* **Your task**
Reproduce the records below exactly, but leave their pictures out of the copy.

[Entries from a dataset of interfaces]
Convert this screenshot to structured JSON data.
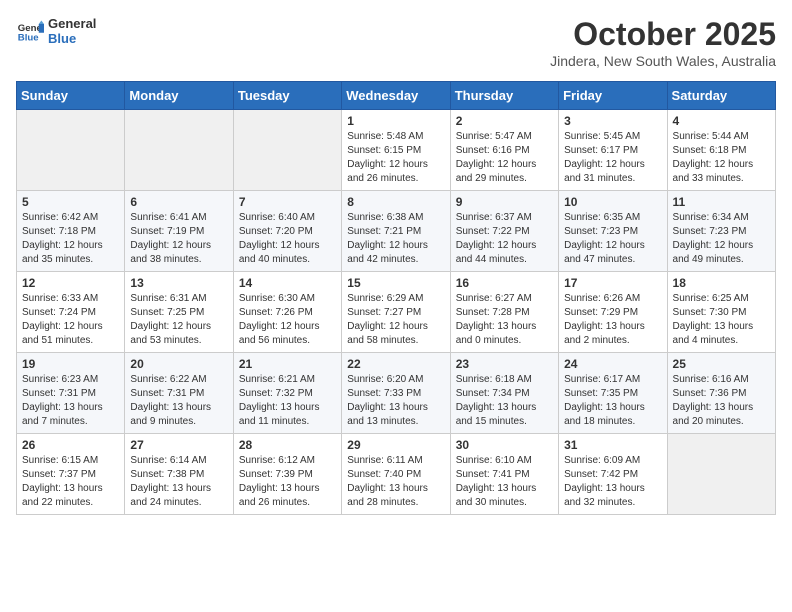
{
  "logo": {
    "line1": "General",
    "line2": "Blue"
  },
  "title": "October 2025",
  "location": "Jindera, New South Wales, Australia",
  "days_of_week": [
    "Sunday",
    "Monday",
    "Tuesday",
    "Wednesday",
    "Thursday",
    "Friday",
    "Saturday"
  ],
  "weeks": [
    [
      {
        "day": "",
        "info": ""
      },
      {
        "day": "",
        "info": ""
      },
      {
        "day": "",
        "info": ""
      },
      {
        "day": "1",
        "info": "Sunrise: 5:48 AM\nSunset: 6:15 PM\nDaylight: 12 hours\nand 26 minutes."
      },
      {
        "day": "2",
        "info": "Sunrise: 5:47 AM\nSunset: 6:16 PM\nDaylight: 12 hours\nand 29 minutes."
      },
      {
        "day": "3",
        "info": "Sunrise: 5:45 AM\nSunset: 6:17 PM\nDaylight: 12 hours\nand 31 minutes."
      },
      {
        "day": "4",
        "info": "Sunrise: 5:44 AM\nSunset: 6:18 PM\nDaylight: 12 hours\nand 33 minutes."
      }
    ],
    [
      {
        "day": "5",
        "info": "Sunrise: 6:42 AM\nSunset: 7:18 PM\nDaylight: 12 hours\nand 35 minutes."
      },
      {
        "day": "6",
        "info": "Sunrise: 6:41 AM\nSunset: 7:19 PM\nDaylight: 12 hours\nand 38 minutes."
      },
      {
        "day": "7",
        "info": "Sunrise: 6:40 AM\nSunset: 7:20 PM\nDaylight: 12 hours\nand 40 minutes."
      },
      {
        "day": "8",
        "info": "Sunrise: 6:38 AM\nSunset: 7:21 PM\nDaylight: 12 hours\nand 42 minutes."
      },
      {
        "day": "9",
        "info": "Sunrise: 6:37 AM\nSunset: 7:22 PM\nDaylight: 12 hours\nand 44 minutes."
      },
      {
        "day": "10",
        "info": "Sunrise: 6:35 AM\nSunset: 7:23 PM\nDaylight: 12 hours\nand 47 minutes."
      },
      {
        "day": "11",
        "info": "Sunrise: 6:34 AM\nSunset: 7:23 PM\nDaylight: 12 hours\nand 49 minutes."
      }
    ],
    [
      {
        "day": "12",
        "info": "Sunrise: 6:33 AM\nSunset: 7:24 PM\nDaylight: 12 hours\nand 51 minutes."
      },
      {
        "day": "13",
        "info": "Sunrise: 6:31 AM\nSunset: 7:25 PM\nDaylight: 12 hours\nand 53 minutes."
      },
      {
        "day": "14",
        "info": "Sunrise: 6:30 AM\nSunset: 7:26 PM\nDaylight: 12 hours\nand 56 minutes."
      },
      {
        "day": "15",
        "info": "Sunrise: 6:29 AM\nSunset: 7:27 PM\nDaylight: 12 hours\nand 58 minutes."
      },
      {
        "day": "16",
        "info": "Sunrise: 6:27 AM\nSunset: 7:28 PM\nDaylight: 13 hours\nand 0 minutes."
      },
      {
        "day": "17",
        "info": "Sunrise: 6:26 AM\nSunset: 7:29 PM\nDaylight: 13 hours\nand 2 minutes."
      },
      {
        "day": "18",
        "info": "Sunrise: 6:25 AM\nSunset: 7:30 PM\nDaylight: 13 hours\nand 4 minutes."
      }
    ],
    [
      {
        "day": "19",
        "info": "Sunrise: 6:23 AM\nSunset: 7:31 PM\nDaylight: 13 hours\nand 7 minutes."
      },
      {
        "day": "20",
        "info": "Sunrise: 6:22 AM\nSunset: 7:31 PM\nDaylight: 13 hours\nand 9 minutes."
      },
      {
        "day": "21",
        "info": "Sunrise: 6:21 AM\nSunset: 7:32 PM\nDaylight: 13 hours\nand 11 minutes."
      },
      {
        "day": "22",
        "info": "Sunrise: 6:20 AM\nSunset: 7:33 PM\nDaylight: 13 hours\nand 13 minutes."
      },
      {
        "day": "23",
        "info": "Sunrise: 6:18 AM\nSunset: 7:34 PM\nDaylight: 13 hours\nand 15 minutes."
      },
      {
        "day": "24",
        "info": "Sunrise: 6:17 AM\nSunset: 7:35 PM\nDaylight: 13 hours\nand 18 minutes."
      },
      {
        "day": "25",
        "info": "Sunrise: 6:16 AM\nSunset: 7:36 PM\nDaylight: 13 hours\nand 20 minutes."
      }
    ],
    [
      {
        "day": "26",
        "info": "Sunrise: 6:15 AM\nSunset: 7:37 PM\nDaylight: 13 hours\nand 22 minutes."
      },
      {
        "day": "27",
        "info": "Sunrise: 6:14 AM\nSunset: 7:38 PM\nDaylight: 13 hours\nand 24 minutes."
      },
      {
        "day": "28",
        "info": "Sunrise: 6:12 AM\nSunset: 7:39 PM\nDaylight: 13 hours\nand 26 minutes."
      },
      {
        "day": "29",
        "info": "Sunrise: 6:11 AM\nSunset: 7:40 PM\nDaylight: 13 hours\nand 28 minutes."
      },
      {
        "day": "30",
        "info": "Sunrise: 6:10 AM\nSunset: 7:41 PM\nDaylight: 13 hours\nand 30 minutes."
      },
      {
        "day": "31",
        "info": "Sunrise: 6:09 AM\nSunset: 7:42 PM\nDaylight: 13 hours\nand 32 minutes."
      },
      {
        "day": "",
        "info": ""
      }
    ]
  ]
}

* **Solution to the problem**
Convert this screenshot to structured JSON data.
{
  "logo": {
    "line1": "General",
    "line2": "Blue"
  },
  "title": "October 2025",
  "location": "Jindera, New South Wales, Australia",
  "days_of_week": [
    "Sunday",
    "Monday",
    "Tuesday",
    "Wednesday",
    "Thursday",
    "Friday",
    "Saturday"
  ],
  "weeks": [
    [
      {
        "day": "",
        "info": ""
      },
      {
        "day": "",
        "info": ""
      },
      {
        "day": "",
        "info": ""
      },
      {
        "day": "1",
        "info": "Sunrise: 5:48 AM\nSunset: 6:15 PM\nDaylight: 12 hours\nand 26 minutes."
      },
      {
        "day": "2",
        "info": "Sunrise: 5:47 AM\nSunset: 6:16 PM\nDaylight: 12 hours\nand 29 minutes."
      },
      {
        "day": "3",
        "info": "Sunrise: 5:45 AM\nSunset: 6:17 PM\nDaylight: 12 hours\nand 31 minutes."
      },
      {
        "day": "4",
        "info": "Sunrise: 5:44 AM\nSunset: 6:18 PM\nDaylight: 12 hours\nand 33 minutes."
      }
    ],
    [
      {
        "day": "5",
        "info": "Sunrise: 6:42 AM\nSunset: 7:18 PM\nDaylight: 12 hours\nand 35 minutes."
      },
      {
        "day": "6",
        "info": "Sunrise: 6:41 AM\nSunset: 7:19 PM\nDaylight: 12 hours\nand 38 minutes."
      },
      {
        "day": "7",
        "info": "Sunrise: 6:40 AM\nSunset: 7:20 PM\nDaylight: 12 hours\nand 40 minutes."
      },
      {
        "day": "8",
        "info": "Sunrise: 6:38 AM\nSunset: 7:21 PM\nDaylight: 12 hours\nand 42 minutes."
      },
      {
        "day": "9",
        "info": "Sunrise: 6:37 AM\nSunset: 7:22 PM\nDaylight: 12 hours\nand 44 minutes."
      },
      {
        "day": "10",
        "info": "Sunrise: 6:35 AM\nSunset: 7:23 PM\nDaylight: 12 hours\nand 47 minutes."
      },
      {
        "day": "11",
        "info": "Sunrise: 6:34 AM\nSunset: 7:23 PM\nDaylight: 12 hours\nand 49 minutes."
      }
    ],
    [
      {
        "day": "12",
        "info": "Sunrise: 6:33 AM\nSunset: 7:24 PM\nDaylight: 12 hours\nand 51 minutes."
      },
      {
        "day": "13",
        "info": "Sunrise: 6:31 AM\nSunset: 7:25 PM\nDaylight: 12 hours\nand 53 minutes."
      },
      {
        "day": "14",
        "info": "Sunrise: 6:30 AM\nSunset: 7:26 PM\nDaylight: 12 hours\nand 56 minutes."
      },
      {
        "day": "15",
        "info": "Sunrise: 6:29 AM\nSunset: 7:27 PM\nDaylight: 12 hours\nand 58 minutes."
      },
      {
        "day": "16",
        "info": "Sunrise: 6:27 AM\nSunset: 7:28 PM\nDaylight: 13 hours\nand 0 minutes."
      },
      {
        "day": "17",
        "info": "Sunrise: 6:26 AM\nSunset: 7:29 PM\nDaylight: 13 hours\nand 2 minutes."
      },
      {
        "day": "18",
        "info": "Sunrise: 6:25 AM\nSunset: 7:30 PM\nDaylight: 13 hours\nand 4 minutes."
      }
    ],
    [
      {
        "day": "19",
        "info": "Sunrise: 6:23 AM\nSunset: 7:31 PM\nDaylight: 13 hours\nand 7 minutes."
      },
      {
        "day": "20",
        "info": "Sunrise: 6:22 AM\nSunset: 7:31 PM\nDaylight: 13 hours\nand 9 minutes."
      },
      {
        "day": "21",
        "info": "Sunrise: 6:21 AM\nSunset: 7:32 PM\nDaylight: 13 hours\nand 11 minutes."
      },
      {
        "day": "22",
        "info": "Sunrise: 6:20 AM\nSunset: 7:33 PM\nDaylight: 13 hours\nand 13 minutes."
      },
      {
        "day": "23",
        "info": "Sunrise: 6:18 AM\nSunset: 7:34 PM\nDaylight: 13 hours\nand 15 minutes."
      },
      {
        "day": "24",
        "info": "Sunrise: 6:17 AM\nSunset: 7:35 PM\nDaylight: 13 hours\nand 18 minutes."
      },
      {
        "day": "25",
        "info": "Sunrise: 6:16 AM\nSunset: 7:36 PM\nDaylight: 13 hours\nand 20 minutes."
      }
    ],
    [
      {
        "day": "26",
        "info": "Sunrise: 6:15 AM\nSunset: 7:37 PM\nDaylight: 13 hours\nand 22 minutes."
      },
      {
        "day": "27",
        "info": "Sunrise: 6:14 AM\nSunset: 7:38 PM\nDaylight: 13 hours\nand 24 minutes."
      },
      {
        "day": "28",
        "info": "Sunrise: 6:12 AM\nSunset: 7:39 PM\nDaylight: 13 hours\nand 26 minutes."
      },
      {
        "day": "29",
        "info": "Sunrise: 6:11 AM\nSunset: 7:40 PM\nDaylight: 13 hours\nand 28 minutes."
      },
      {
        "day": "30",
        "info": "Sunrise: 6:10 AM\nSunset: 7:41 PM\nDaylight: 13 hours\nand 30 minutes."
      },
      {
        "day": "31",
        "info": "Sunrise: 6:09 AM\nSunset: 7:42 PM\nDaylight: 13 hours\nand 32 minutes."
      },
      {
        "day": "",
        "info": ""
      }
    ]
  ]
}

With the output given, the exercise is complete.